• _Work required_
Leaving the pictures aside, repeat each line below exactly.

□ □ □ □ □

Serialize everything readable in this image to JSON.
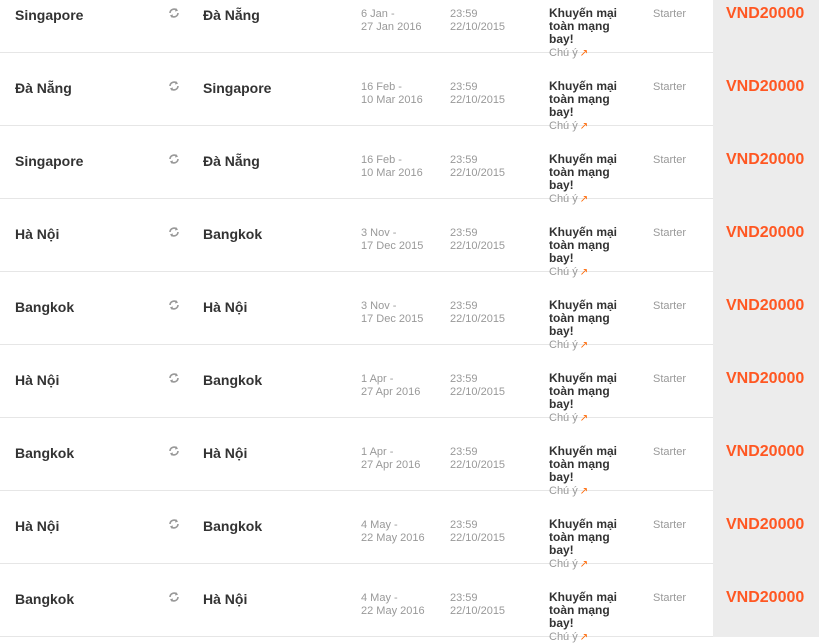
{
  "colors": {
    "price": "#ff5722",
    "arrow": "#ff6600",
    "price_bg": "#ececec"
  },
  "icons": {
    "swap": "swap-arrows-icon",
    "note_arrow": "external-arrow-icon"
  },
  "rows": [
    {
      "from": "Singapore",
      "to": "Đà Nẵng",
      "travel_start": "6 Jan -",
      "travel_end": "27 Jan 2016",
      "deadline_time": "23:59",
      "deadline_date": "22/10/2015",
      "promo": "Khuyến mại toàn mạng bay!",
      "note": "Chú ý",
      "fare": "Starter",
      "price": "VND20000"
    },
    {
      "from": "Đà Nẵng",
      "to": "Singapore",
      "travel_start": "16 Feb -",
      "travel_end": "10 Mar 2016",
      "deadline_time": "23:59",
      "deadline_date": "22/10/2015",
      "promo": "Khuyến mại toàn mạng bay!",
      "note": "Chú ý",
      "fare": "Starter",
      "price": "VND20000"
    },
    {
      "from": "Singapore",
      "to": "Đà Nẵng",
      "travel_start": "16 Feb -",
      "travel_end": "10 Mar 2016",
      "deadline_time": "23:59",
      "deadline_date": "22/10/2015",
      "promo": "Khuyến mại toàn mạng bay!",
      "note": "Chú ý",
      "fare": "Starter",
      "price": "VND20000"
    },
    {
      "from": "Hà Nội",
      "to": "Bangkok",
      "travel_start": "3 Nov -",
      "travel_end": "17 Dec 2015",
      "deadline_time": "23:59",
      "deadline_date": "22/10/2015",
      "promo": "Khuyến mại toàn mạng bay!",
      "note": "Chú ý",
      "fare": "Starter",
      "price": "VND20000"
    },
    {
      "from": "Bangkok",
      "to": "Hà Nội",
      "travel_start": "3 Nov -",
      "travel_end": "17 Dec 2015",
      "deadline_time": "23:59",
      "deadline_date": "22/10/2015",
      "promo": "Khuyến mại toàn mạng bay!",
      "note": "Chú ý",
      "fare": "Starter",
      "price": "VND20000"
    },
    {
      "from": "Hà Nội",
      "to": "Bangkok",
      "travel_start": "1 Apr -",
      "travel_end": "27 Apr 2016",
      "deadline_time": "23:59",
      "deadline_date": "22/10/2015",
      "promo": "Khuyến mại toàn mạng bay!",
      "note": "Chú ý",
      "fare": "Starter",
      "price": "VND20000"
    },
    {
      "from": "Bangkok",
      "to": "Hà Nội",
      "travel_start": "1 Apr -",
      "travel_end": "27 Apr 2016",
      "deadline_time": "23:59",
      "deadline_date": "22/10/2015",
      "promo": "Khuyến mại toàn mạng bay!",
      "note": "Chú ý",
      "fare": "Starter",
      "price": "VND20000"
    },
    {
      "from": "Hà Nội",
      "to": "Bangkok",
      "travel_start": "4 May -",
      "travel_end": "22 May 2016",
      "deadline_time": "23:59",
      "deadline_date": "22/10/2015",
      "promo": "Khuyến mại toàn mạng bay!",
      "note": "Chú ý",
      "fare": "Starter",
      "price": "VND20000"
    },
    {
      "from": "Bangkok",
      "to": "Hà Nội",
      "travel_start": "4 May -",
      "travel_end": "22 May 2016",
      "deadline_time": "23:59",
      "deadline_date": "22/10/2015",
      "promo": "Khuyến mại toàn mạng bay!",
      "note": "Chú ý",
      "fare": "Starter",
      "price": "VND20000"
    }
  ]
}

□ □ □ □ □

• _Answer below_
Serialize everything readable in this image to JSON.
{
  "colors": {
    "price": "#ff5722",
    "arrow": "#ff6600",
    "price_bg": "#ececec"
  },
  "icons": {
    "swap": "swap-arrows-icon",
    "note_arrow": "external-arrow-icon"
  },
  "rows": [
    {
      "from": "Singapore",
      "to": "Đà Nẵng",
      "travel_start": "6 Jan -",
      "travel_end": "27 Jan 2016",
      "deadline_time": "23:59",
      "deadline_date": "22/10/2015",
      "promo": "Khuyến mại toàn mạng bay!",
      "note": "Chú ý",
      "fare": "Starter",
      "price": "VND20000"
    },
    {
      "from": "Đà Nẵng",
      "to": "Singapore",
      "travel_start": "16 Feb -",
      "travel_end": "10 Mar 2016",
      "deadline_time": "23:59",
      "deadline_date": "22/10/2015",
      "promo": "Khuyến mại toàn mạng bay!",
      "note": "Chú ý",
      "fare": "Starter",
      "price": "VND20000"
    },
    {
      "from": "Singapore",
      "to": "Đà Nẵng",
      "travel_start": "16 Feb -",
      "travel_end": "10 Mar 2016",
      "deadline_time": "23:59",
      "deadline_date": "22/10/2015",
      "promo": "Khuyến mại toàn mạng bay!",
      "note": "Chú ý",
      "fare": "Starter",
      "price": "VND20000"
    },
    {
      "from": "Hà Nội",
      "to": "Bangkok",
      "travel_start": "3 Nov -",
      "travel_end": "17 Dec 2015",
      "deadline_time": "23:59",
      "deadline_date": "22/10/2015",
      "promo": "Khuyến mại toàn mạng bay!",
      "note": "Chú ý",
      "fare": "Starter",
      "price": "VND20000"
    },
    {
      "from": "Bangkok",
      "to": "Hà Nội",
      "travel_start": "3 Nov -",
      "travel_end": "17 Dec 2015",
      "deadline_time": "23:59",
      "deadline_date": "22/10/2015",
      "promo": "Khuyến mại toàn mạng bay!",
      "note": "Chú ý",
      "fare": "Starter",
      "price": "VND20000"
    },
    {
      "from": "Hà Nội",
      "to": "Bangkok",
      "travel_start": "1 Apr -",
      "travel_end": "27 Apr 2016",
      "deadline_time": "23:59",
      "deadline_date": "22/10/2015",
      "promo": "Khuyến mại toàn mạng bay!",
      "note": "Chú ý",
      "fare": "Starter",
      "price": "VND20000"
    },
    {
      "from": "Bangkok",
      "to": "Hà Nội",
      "travel_start": "1 Apr -",
      "travel_end": "27 Apr 2016",
      "deadline_time": "23:59",
      "deadline_date": "22/10/2015",
      "promo": "Khuyến mại toàn mạng bay!",
      "note": "Chú ý",
      "fare": "Starter",
      "price": "VND20000"
    },
    {
      "from": "Hà Nội",
      "to": "Bangkok",
      "travel_start": "4 May -",
      "travel_end": "22 May 2016",
      "deadline_time": "23:59",
      "deadline_date": "22/10/2015",
      "promo": "Khuyến mại toàn mạng bay!",
      "note": "Chú ý",
      "fare": "Starter",
      "price": "VND20000"
    },
    {
      "from": "Bangkok",
      "to": "Hà Nội",
      "travel_start": "4 May -",
      "travel_end": "22 May 2016",
      "deadline_time": "23:59",
      "deadline_date": "22/10/2015",
      "promo": "Khuyến mại toàn mạng bay!",
      "note": "Chú ý",
      "fare": "Starter",
      "price": "VND20000"
    }
  ]
}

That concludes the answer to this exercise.